◆ WORK TASK ◆
A complete answer includes every line below with the word "RØDE".

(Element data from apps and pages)
══════════

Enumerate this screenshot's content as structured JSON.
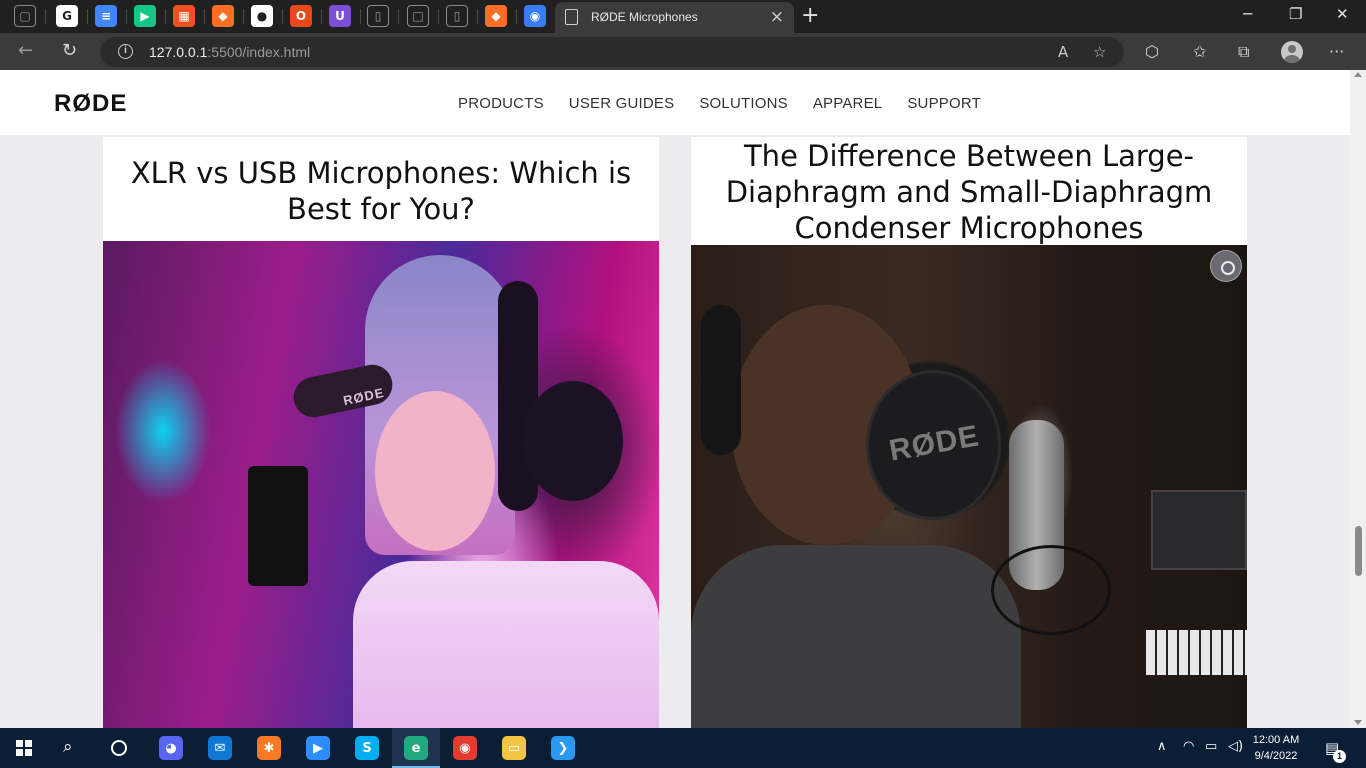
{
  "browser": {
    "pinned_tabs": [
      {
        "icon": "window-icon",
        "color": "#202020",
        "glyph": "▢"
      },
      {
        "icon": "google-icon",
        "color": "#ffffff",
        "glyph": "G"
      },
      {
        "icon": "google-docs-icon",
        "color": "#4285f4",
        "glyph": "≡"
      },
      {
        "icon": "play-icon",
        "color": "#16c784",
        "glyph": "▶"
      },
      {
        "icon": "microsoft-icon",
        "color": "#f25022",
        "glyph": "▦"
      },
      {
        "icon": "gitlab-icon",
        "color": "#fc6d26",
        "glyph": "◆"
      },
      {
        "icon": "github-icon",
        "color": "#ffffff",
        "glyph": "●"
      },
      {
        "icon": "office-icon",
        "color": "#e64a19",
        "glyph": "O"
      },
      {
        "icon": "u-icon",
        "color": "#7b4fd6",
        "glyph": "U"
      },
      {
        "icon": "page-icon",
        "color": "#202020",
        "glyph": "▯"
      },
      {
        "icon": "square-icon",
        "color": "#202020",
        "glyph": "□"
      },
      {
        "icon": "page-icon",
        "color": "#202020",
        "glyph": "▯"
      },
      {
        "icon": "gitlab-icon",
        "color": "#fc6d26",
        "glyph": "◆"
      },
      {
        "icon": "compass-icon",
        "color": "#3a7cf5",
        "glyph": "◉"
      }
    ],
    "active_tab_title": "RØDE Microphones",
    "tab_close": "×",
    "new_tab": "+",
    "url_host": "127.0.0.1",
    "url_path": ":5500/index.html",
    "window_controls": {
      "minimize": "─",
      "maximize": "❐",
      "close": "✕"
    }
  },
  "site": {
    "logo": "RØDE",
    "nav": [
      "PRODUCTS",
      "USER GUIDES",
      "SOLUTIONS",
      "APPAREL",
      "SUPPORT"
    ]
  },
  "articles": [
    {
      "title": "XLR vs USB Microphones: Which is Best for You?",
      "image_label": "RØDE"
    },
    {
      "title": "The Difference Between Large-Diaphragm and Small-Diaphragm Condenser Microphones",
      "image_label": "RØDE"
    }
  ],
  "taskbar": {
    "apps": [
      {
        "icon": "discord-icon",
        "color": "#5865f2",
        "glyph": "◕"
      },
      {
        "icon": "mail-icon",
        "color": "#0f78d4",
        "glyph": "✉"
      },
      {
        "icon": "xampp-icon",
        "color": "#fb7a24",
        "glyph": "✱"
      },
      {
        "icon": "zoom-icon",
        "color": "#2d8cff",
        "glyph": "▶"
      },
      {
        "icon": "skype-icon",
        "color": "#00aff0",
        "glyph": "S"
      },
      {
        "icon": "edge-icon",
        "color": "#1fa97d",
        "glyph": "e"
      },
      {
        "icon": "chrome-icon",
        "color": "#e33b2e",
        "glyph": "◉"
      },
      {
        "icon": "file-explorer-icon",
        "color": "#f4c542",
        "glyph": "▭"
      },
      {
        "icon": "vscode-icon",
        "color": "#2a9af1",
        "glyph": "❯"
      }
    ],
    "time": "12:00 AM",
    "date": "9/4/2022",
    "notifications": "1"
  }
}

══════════

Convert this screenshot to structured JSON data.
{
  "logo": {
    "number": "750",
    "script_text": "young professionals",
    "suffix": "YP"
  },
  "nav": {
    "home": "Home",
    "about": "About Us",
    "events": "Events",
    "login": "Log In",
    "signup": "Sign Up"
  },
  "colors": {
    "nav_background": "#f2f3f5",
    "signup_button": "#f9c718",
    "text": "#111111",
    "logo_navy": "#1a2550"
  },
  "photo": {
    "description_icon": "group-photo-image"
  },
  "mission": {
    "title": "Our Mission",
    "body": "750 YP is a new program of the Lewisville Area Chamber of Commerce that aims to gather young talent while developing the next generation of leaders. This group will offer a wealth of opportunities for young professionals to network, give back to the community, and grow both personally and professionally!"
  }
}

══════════

◆ SOLUTION ◆
    "active_tab_title": "RØDE Microphones",
    "logo": "RØDE",
      "image_label": "RØDE"
      "image_label": "RØDE"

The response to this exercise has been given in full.